START Data for this task

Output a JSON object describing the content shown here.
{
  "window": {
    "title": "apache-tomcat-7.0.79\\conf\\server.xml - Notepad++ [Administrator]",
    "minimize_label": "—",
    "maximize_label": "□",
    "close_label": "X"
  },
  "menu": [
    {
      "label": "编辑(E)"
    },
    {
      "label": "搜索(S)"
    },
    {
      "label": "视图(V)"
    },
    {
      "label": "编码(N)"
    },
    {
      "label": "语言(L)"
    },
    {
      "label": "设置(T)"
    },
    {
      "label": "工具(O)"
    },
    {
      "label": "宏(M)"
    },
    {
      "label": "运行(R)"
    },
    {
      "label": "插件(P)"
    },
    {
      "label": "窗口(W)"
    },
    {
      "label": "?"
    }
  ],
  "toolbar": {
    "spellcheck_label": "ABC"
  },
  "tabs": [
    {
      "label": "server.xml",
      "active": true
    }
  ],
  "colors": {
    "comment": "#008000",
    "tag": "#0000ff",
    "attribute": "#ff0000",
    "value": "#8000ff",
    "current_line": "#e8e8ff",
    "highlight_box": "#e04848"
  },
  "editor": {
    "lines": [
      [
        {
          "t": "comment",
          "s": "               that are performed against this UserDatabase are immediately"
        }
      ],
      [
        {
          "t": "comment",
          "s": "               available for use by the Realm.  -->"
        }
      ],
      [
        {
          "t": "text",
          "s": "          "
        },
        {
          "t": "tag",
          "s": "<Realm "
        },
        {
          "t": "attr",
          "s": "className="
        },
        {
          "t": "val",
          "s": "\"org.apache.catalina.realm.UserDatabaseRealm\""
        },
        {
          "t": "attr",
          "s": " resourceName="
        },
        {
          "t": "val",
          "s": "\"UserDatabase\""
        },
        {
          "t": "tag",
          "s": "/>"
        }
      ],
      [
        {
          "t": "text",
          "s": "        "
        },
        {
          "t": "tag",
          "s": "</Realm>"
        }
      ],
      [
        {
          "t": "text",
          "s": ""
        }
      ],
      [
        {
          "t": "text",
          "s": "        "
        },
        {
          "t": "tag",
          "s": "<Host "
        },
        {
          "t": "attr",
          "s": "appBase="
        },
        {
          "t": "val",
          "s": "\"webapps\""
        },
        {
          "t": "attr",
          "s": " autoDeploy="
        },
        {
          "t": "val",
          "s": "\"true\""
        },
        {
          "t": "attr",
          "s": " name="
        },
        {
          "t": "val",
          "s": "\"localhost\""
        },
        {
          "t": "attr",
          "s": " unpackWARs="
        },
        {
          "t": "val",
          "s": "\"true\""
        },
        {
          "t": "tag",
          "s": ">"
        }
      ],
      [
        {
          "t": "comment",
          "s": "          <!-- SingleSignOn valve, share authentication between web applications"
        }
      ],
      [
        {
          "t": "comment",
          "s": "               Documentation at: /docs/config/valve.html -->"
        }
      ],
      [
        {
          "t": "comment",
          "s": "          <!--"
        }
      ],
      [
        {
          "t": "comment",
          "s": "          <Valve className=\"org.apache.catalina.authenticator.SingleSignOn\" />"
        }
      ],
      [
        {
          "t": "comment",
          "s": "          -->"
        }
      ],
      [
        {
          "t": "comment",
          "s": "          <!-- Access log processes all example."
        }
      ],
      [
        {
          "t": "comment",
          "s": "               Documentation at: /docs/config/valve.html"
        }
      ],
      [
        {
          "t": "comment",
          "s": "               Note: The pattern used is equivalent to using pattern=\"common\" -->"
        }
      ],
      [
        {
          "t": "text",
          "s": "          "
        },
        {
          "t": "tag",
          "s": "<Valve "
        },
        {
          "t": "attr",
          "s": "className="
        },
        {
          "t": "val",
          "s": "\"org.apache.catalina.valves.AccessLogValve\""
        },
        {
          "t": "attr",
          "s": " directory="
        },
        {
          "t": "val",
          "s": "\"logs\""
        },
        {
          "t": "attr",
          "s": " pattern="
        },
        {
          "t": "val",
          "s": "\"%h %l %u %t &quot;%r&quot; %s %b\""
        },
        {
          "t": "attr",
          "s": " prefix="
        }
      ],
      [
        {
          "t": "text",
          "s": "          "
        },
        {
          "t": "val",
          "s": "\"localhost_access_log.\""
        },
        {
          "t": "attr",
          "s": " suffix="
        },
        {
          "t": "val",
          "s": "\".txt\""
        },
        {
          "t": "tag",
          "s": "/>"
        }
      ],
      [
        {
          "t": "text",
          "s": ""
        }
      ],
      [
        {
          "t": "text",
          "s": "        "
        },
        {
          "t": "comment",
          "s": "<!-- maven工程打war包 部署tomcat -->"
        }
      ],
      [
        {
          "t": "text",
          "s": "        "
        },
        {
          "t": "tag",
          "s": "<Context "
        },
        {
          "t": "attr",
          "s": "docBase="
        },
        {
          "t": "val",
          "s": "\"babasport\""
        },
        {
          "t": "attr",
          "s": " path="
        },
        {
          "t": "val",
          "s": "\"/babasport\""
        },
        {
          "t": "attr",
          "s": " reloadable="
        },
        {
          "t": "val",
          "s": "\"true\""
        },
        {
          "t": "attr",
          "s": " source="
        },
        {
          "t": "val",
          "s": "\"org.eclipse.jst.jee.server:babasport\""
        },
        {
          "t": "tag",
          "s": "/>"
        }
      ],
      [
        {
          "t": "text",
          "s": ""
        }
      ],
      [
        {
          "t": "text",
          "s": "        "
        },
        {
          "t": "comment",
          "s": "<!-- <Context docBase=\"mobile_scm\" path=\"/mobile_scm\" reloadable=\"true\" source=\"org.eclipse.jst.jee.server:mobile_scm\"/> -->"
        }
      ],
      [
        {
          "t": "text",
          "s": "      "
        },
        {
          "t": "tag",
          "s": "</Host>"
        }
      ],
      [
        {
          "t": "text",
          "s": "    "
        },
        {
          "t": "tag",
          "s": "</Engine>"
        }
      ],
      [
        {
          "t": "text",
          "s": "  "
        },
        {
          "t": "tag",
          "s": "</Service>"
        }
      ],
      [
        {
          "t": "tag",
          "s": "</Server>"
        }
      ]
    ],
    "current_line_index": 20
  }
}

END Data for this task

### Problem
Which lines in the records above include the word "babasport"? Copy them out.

### Completed exercise
          "s": "\"babasport\""
          "s": "\"/babasport\""
          "s": "\"org.eclipse.jst.jee.server:babasport\""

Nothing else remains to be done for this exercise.